CBT can be used to treat a variety of problems and is known to be particularly effective in the treatment of Depression and Anxiety Disorders such as OCD, Phobias, Health Anxiety, Social Anxiety and Panic Disorders. It is also the approach used to treat PTSD and Eating Disorders and can also help with other issues such as relationship difficulties, work related stress, low self esteem or lack of self confidence.
CBT focuses on the way you think about yourself , the world and other people. Your behaviour or actions also affects your thoughts and feelings. This model shows how our thoughts (cognitions), behaviour, feelings (mood) are all inter related. How we interpret a situation has an impact on how we think, feel, behave and on our physical well being. An example that is often used to illustrate this is imagining that your neighbour passed by you on the street but did not acknowledge you. What would be your immediate response? You may think that they deliberately ignored you because they don't like you (cognitions) in which case this may then lead to feelings of being down, sad and rejected. Physically you may feel tired, low energy and sick. Your actions may change in that you may then try to avoid that neighbour in the future which in turn may reinforce ideas and thoughts that the neighbours dislikes me.
If however, you interpreted this situation in a different way you might have quite a different experience. For example if you thought the neighbour hadn't seen you and looked preoccupied then you may not feel sad or upset but more concerned or curious about what was wrong with them. You may notice little by way of physical symptoms and may in the future behave in a way where you go out your way to try and speak to them and ask them how they are. This example shows how we think has a strong impact on the way we feel about ourselves and our situation. Our thinking can also be influenced by previous negative experiences or events in our life.

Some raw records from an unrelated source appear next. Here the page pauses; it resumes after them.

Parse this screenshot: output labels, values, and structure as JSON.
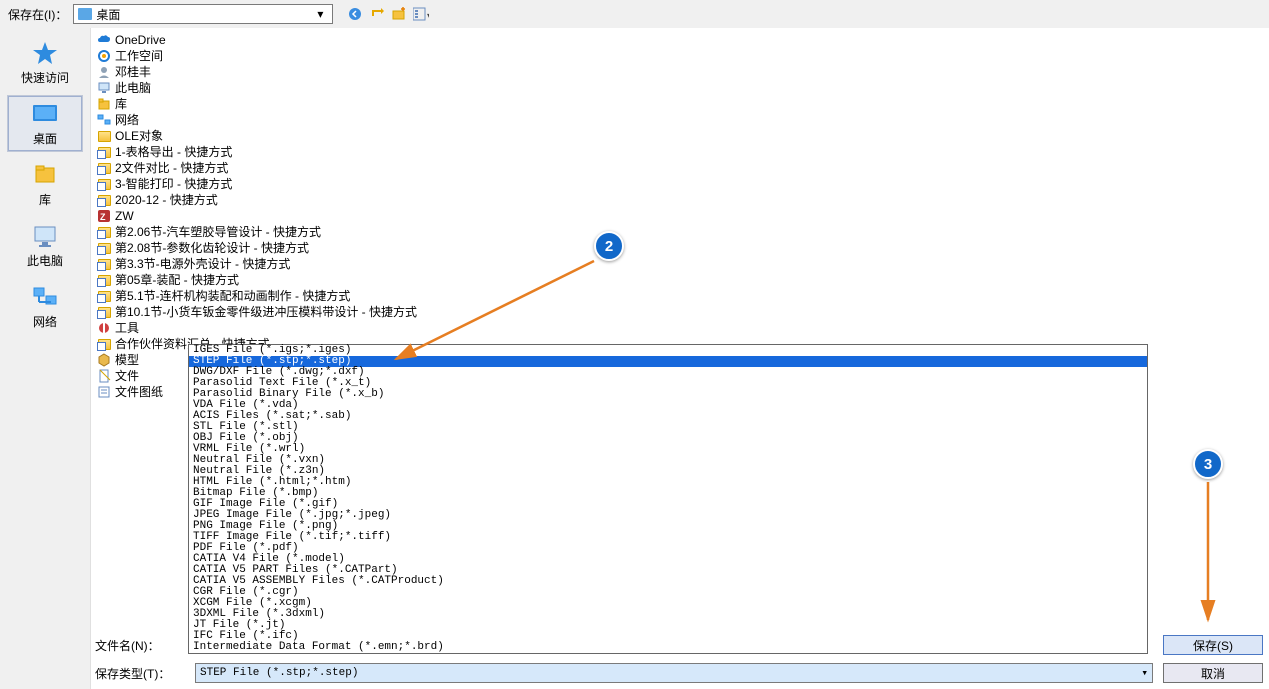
{
  "topbar": {
    "save_in_label": "保存在(I)：",
    "location_value": "桌面"
  },
  "sidebar": {
    "items": [
      {
        "label": "快速访问",
        "icon": "star"
      },
      {
        "label": "桌面",
        "icon": "desktop",
        "selected": true
      },
      {
        "label": "库",
        "icon": "library"
      },
      {
        "label": "此电脑",
        "icon": "thispc"
      },
      {
        "label": "网络",
        "icon": "network"
      }
    ]
  },
  "file_list": [
    {
      "icon": "onedrive",
      "label": "OneDrive"
    },
    {
      "icon": "workspace",
      "label": "工作空间"
    },
    {
      "icon": "user",
      "label": "邓桂丰"
    },
    {
      "icon": "thispc",
      "label": "此电脑"
    },
    {
      "icon": "library",
      "label": "库"
    },
    {
      "icon": "network",
      "label": "网络"
    },
    {
      "icon": "folder",
      "label": "OLE对象"
    },
    {
      "icon": "shortcut",
      "label": "1-表格导出 - 快捷方式"
    },
    {
      "icon": "shortcut",
      "label": "2文件对比 - 快捷方式"
    },
    {
      "icon": "shortcut",
      "label": "3-智能打印 - 快捷方式"
    },
    {
      "icon": "shortcut",
      "label": "2020-12 - 快捷方式"
    },
    {
      "icon": "zw",
      "label": "ZW"
    },
    {
      "icon": "shortcut",
      "label": "第2.06节-汽车塑胶导管设计 - 快捷方式"
    },
    {
      "icon": "shortcut",
      "label": "第2.08节-参数化齿轮设计 - 快捷方式"
    },
    {
      "icon": "shortcut",
      "label": "第3.3节-电源外壳设计 - 快捷方式"
    },
    {
      "icon": "shortcut",
      "label": "第05章-装配 - 快捷方式"
    },
    {
      "icon": "shortcut",
      "label": "第5.1节-连杆机构装配和动画制作 - 快捷方式"
    },
    {
      "icon": "shortcut",
      "label": "第10.1节-小货车钣金零件级进冲压模料带设计 - 快捷方式"
    },
    {
      "icon": "tool",
      "label": "工具"
    },
    {
      "icon": "shortcut",
      "label": "合作伙伴资料汇总 - 快捷方式"
    },
    {
      "icon": "model",
      "label": "模型"
    },
    {
      "icon": "file",
      "label": "文件"
    },
    {
      "icon": "drawing",
      "label": "文件图纸"
    }
  ],
  "filetype_options": [
    "IGES File (*.igs;*.iges)",
    "STEP File (*.stp;*.step)",
    "DWG/DXF File (*.dwg;*.dxf)",
    "Parasolid Text File (*.x_t)",
    "Parasolid Binary File (*.x_b)",
    "VDA File (*.vda)",
    "ACIS Files (*.sat;*.sab)",
    "STL File (*.stl)",
    "OBJ File (*.obj)",
    "VRML File (*.wrl)",
    "Neutral File (*.vxn)",
    "Neutral File (*.z3n)",
    "HTML File (*.html;*.htm)",
    "Bitmap File (*.bmp)",
    "GIF Image File (*.gif)",
    "JPEG Image File (*.jpg;*.jpeg)",
    "PNG Image File (*.png)",
    "TIFF Image File (*.tif;*.tiff)",
    "PDF File (*.pdf)",
    "CATIA V4 File (*.model)",
    "CATIA V5 PART Files (*.CATPart)",
    "CATIA V5 ASSEMBLY Files (*.CATProduct)",
    "CGR File (*.cgr)",
    "XCGM File (*.xcgm)",
    "3DXML File (*.3dxml)",
    "JT File (*.jt)",
    "IFC File (*.ifc)",
    "Intermediate Data Format (*.emn;*.brd)"
  ],
  "filetype_selected_index": 1,
  "bottom": {
    "filename_label": "文件名(N)：",
    "filetype_label": "保存类型(T)：",
    "filetype_value": "STEP File (*.stp;*.step)",
    "save_button": "保存(S)",
    "cancel_button": "取消"
  },
  "annotations": {
    "badge2": "2",
    "badge3": "3"
  }
}
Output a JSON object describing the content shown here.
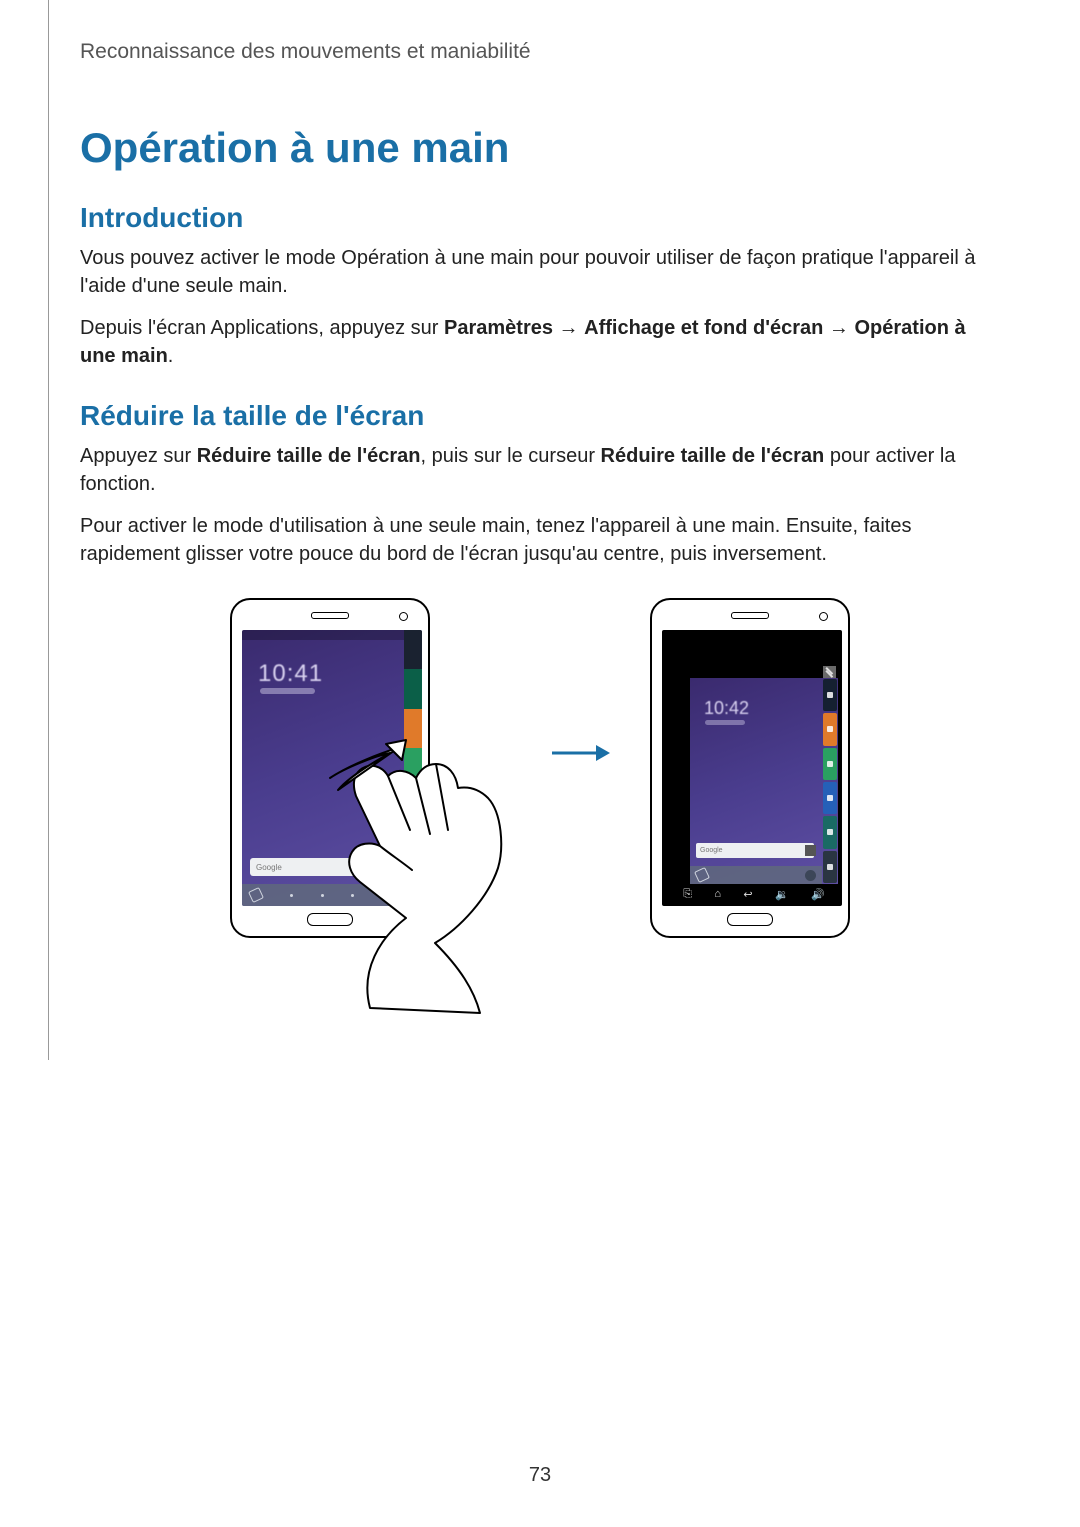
{
  "header": {
    "running_title": "Reconnaissance des mouvements et maniabilité"
  },
  "h1": "Opération à une main",
  "sections": {
    "intro": {
      "title": "Introduction",
      "p1": "Vous pouvez activer le mode Opération à une main pour pouvoir utiliser de façon pratique l'appareil à l'aide d'une seule main.",
      "p2_prefix": "Depuis l'écran Applications, appuyez sur ",
      "p2_bold1": "Paramètres",
      "p2_arrow1": " → ",
      "p2_bold2": "Affichage et fond d'écran",
      "p2_arrow2": " → ",
      "p2_bold3": "Opération à une main",
      "p2_suffix": "."
    },
    "reduce": {
      "title": "Réduire la taille de l'écran",
      "p1_prefix": "Appuyez sur ",
      "p1_bold1": "Réduire taille de l'écran",
      "p1_mid": ", puis sur le curseur ",
      "p1_bold2": "Réduire taille de l'écran",
      "p1_suffix": " pour activer la fonction.",
      "p2": "Pour activer le mode d'utilisation à une seule main, tenez l'appareil à une main. Ensuite, faites rapidement glisser votre pouce du bord de l'écran jusqu'au centre, puis inversement."
    }
  },
  "figure": {
    "left_clock": "10:41",
    "right_clock": "10:42",
    "search_label": "Google",
    "softkeys": {
      "recent": "⎘",
      "home": "⌂",
      "back": "↩",
      "vol_down": "🔉",
      "vol_up": "🔊"
    }
  },
  "page_number": "73"
}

Its important to recognise this and CBT can teach you to be aware of how certain negative patterns or cycles can maintain the problem and make you feel worse. It will teach you the skills to break out of these unhelpful cycles and assist you in developing more adaptive ways to manage situations that work more effectively for you. CBT however, is not a quick fix as a certain level of motivation is required and new skills need to be practiced. However, with the right amount of commitment to therapy then CBT can have a lasting positive impact on your life forever.